While rent reduction may help many businesses to survive through the bad times, livelihoods of families living on house rents may be threatened due to rent reduction. It is desirable that relevant parties renegotiate amicably if such needs arise. The study, however, observed that there are significant number of cases where non-payments of current month’s rent along with absence of any settlement raise concerns for gross violations of contracts between property-owners and businesses. It is recommended that government and non-government initiatives be organised to facilitate arbitration between parties when both of them face a deadly common enemy.

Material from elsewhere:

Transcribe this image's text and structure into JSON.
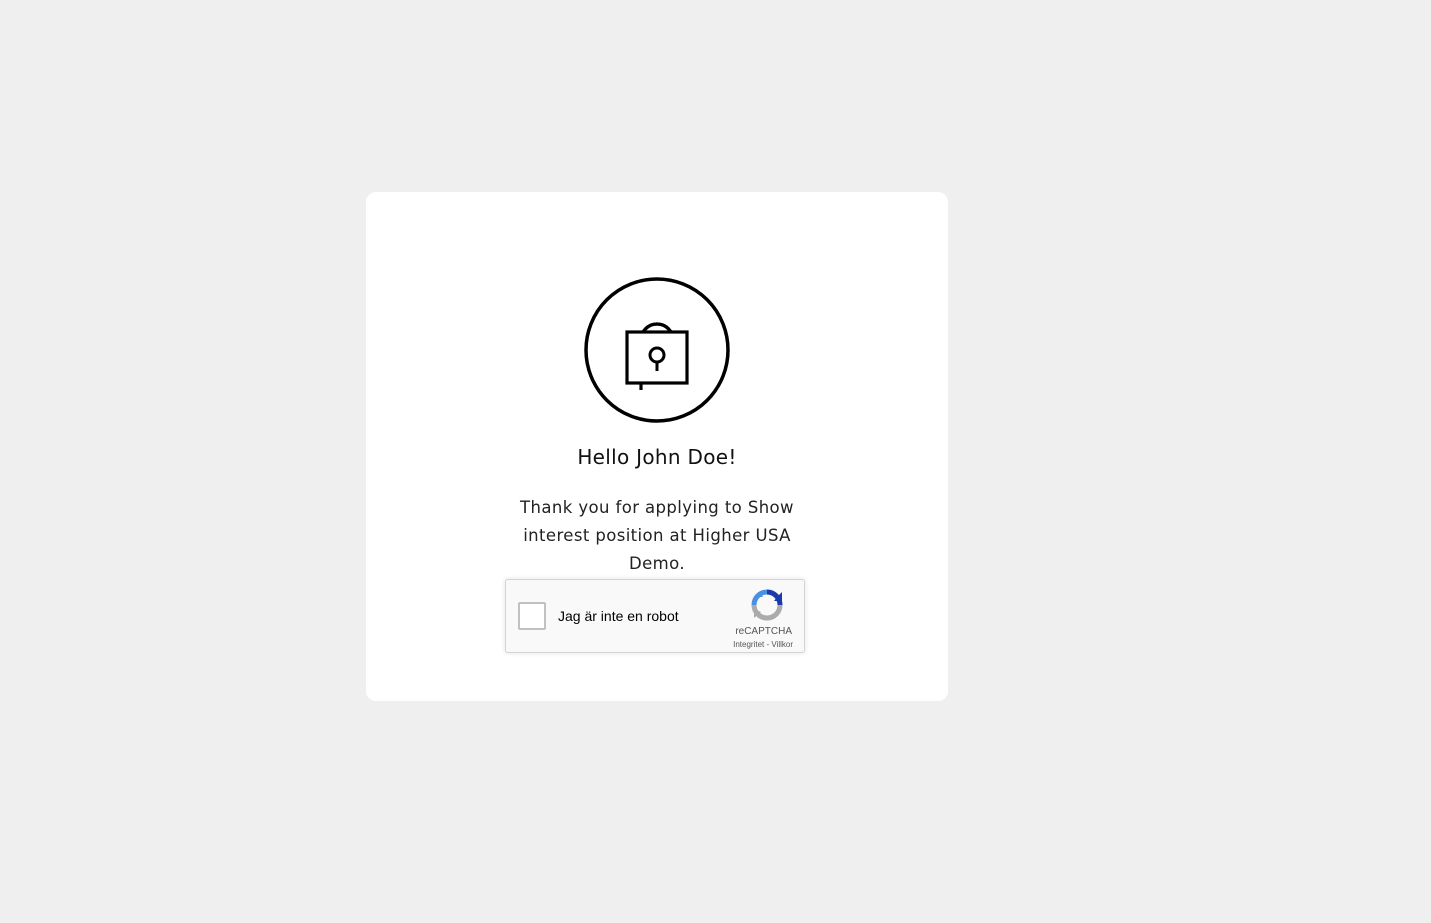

When compared with 2018, average employment sizes in manufacturing and agro-processing & food (and beverage) sector are found to have declined before the Corona virus hit. In contrast, average employment size in electronics, electric goods and plastic industry had increased significantly by the end of 2019. Information on employees whose salaries were paid in January and April 2020, reveals that most layoffs had been in the latter sectors (by more than 30.0 per cent). Declines in employment by more than 12.0 per cent was also reported in the manufacturing and IT firms, though the size of decline was insignificant in the latter case.

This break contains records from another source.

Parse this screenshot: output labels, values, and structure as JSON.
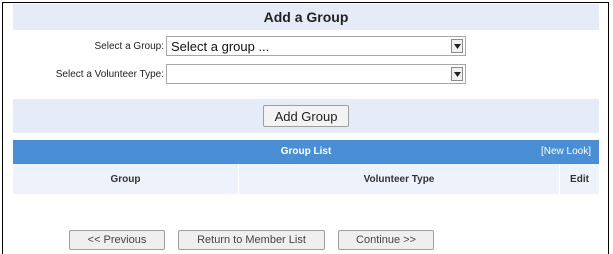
{
  "add_section": {
    "title": "Add a Group",
    "group_label": "Select a Group:",
    "group_value": "Select a group ...",
    "volunteer_label": "Select a Volunteer Type:",
    "volunteer_value": "",
    "add_button": "Add Group"
  },
  "group_list": {
    "title": "Group List",
    "new_look_link": "[New Look]",
    "columns": [
      "Group",
      "Volunteer Type",
      "Edit"
    ]
  },
  "navigation": {
    "previous": "<< Previous",
    "return": "Return to Member List",
    "continue": "Continue >>"
  },
  "icons": {
    "dropdown": "chevron-down-icon"
  },
  "colors": {
    "section_bg": "#e6ecf7",
    "list_header_bg": "#4a8fd6",
    "column_header_bg": "#eef2fa"
  }
}
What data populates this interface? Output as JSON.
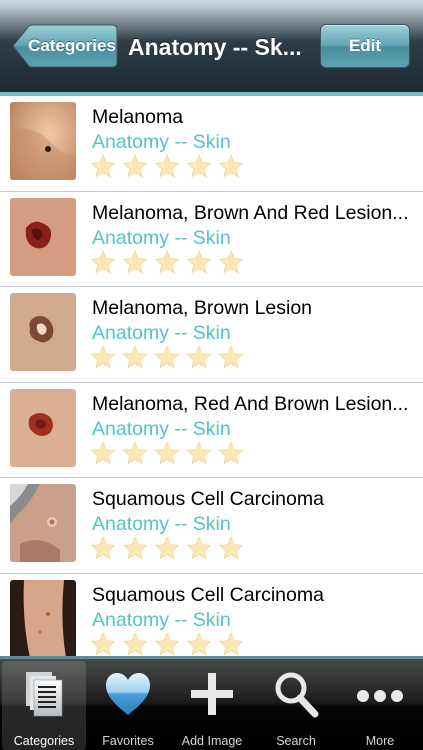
{
  "navbar": {
    "back_label": "Categories",
    "title": "Anatomy -- Sk...",
    "edit_label": "Edit"
  },
  "items": [
    {
      "title": "Melanoma",
      "category": "Anatomy -- Skin",
      "rating": 0,
      "thumb": "skin-mole-thumbnail"
    },
    {
      "title": "Melanoma, Brown And Red Lesion...",
      "category": "Anatomy -- Skin",
      "rating": 0,
      "thumb": "red-lesion-thumbnail"
    },
    {
      "title": "Melanoma, Brown Lesion",
      "category": "Anatomy -- Skin",
      "rating": 0,
      "thumb": "brown-lesion-thumbnail"
    },
    {
      "title": "Melanoma, Red And Brown Lesion...",
      "category": "Anatomy -- Skin",
      "rating": 0,
      "thumb": "red-brown-lesion-thumbnail"
    },
    {
      "title": "Squamous Cell Carcinoma",
      "category": "Anatomy -- Skin",
      "rating": 0,
      "thumb": "face-carcinoma-thumbnail"
    },
    {
      "title": "Squamous Cell Carcinoma",
      "category": "Anatomy -- Skin",
      "rating": 0,
      "thumb": "arm-carcinoma-thumbnail"
    }
  ],
  "tabbar": {
    "tabs": [
      {
        "label": "Categories",
        "icon": "documents-icon",
        "selected": true
      },
      {
        "label": "Favorites",
        "icon": "heart-icon",
        "selected": false
      },
      {
        "label": "Add Image",
        "icon": "plus-icon",
        "selected": false
      },
      {
        "label": "Search",
        "icon": "magnifier-icon",
        "selected": false
      },
      {
        "label": "More",
        "icon": "more-dots-icon",
        "selected": false
      }
    ]
  },
  "colors": {
    "category_text": "#53c4c8",
    "star_fill": "#fbe7b4",
    "accent": "#5fa2b1"
  }
}
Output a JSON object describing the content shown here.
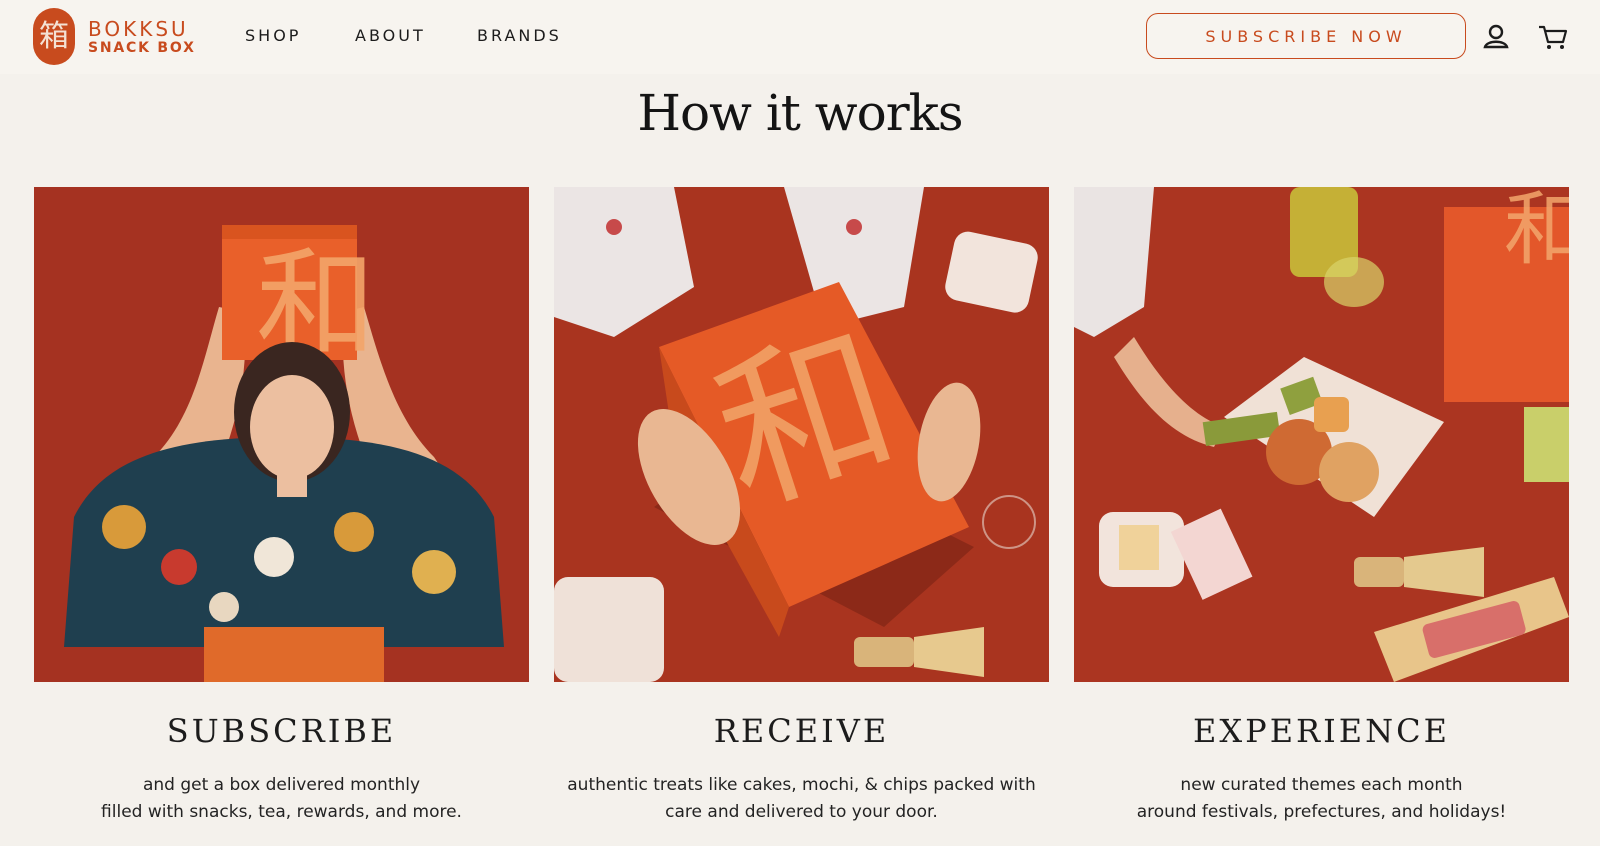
{
  "brand": {
    "seal_glyph": "箱",
    "name_line1": "BOKKSU",
    "name_line2": "SNACK BOX",
    "color": "#c84b1e"
  },
  "nav": {
    "items": [
      {
        "label": "SHOP"
      },
      {
        "label": "ABOUT"
      },
      {
        "label": "BRANDS"
      }
    ]
  },
  "header": {
    "subscribe_label": "SUBSCRIBE NOW",
    "account_icon": "account-icon",
    "cart_icon": "cart-icon"
  },
  "main": {
    "title": "How it works",
    "steps": [
      {
        "heading": "SUBSCRIBE",
        "lines": [
          "and get a box delivered monthly",
          "filled with snacks, tea, rewards, and more."
        ]
      },
      {
        "heading": "RECEIVE",
        "lines": [
          "authentic treats like cakes, mochi, & chips packed with",
          "care and delivered to your door."
        ]
      },
      {
        "heading": "EXPERIENCE",
        "lines": [
          "new curated themes each month",
          "around festivals, prefectures, and holidays!"
        ]
      }
    ]
  },
  "colors": {
    "background": "#f4f1ec",
    "accent": "#c84b1e",
    "photo_red": "#a5301f",
    "box_orange": "#e25a26"
  }
}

No reliable assessment could be made on negotiating salary reductions since the contacts of employees were not available to the research team. However, more than a quarter of all firms reported their inability to pay salaries beyond May and 80 per cent would not be able to pay beyond September 2020. Significant layoffs are however expected during May-June period, as high as 18.70 per cent for some firms in electronic/plastic industry, while maximum reported in other service and trading was 35 oer cent. Some firms in the agro-processing/food will wait it out during July-December, but there are firms in the same industry who will lay off 75.0 per cent of their employees. If uncertainties continue, the least affected will be with a reduction of employment by 4-7.0 per cent. In all other sectors, employment reductions (July-December) are reported to range between 20.0 to 45.0 per cent.

Many of the respondents were yet to comprehend the magnitude of Covid19 fallouts for the economy and their individual businesses. Thus, a quarter did not have any demand for supports. More than half however sought stimulus package or other forms of assistance. There were (conscious) 20 per cent who wanted the relevant authority to issue clear health guidelines to be followed once the industry opened. Such demands were voiced primarily from the manufacturing, and the IT firms made no such demands. About 37.0 per cent of all firms approached the banks for loans while another 20.0 per cent were looking into the option. Nearly 30.0 per cent of the firms which were closed at the time of the survey had sought loans, but 60.0 per cent of the IT firms (all of which are open) and two-thirds of the manufacturing which never closed had sought bank loans. Lack of coordination between Bangladesh Bank and commercial banks, disproportionate coverage and systemic hurdles in accessing loans were named as some of the important concerns.


Mutasim Billah Mubde is Senior Research Associate, Abu Hasnat Abdullah is Research Associate and Sarah Muniyat is Junior Research Associate of Economic Research Group (ERG). They worked under the guidance of Dr. Sajjad Zohir, who is the Executive Director of ERG.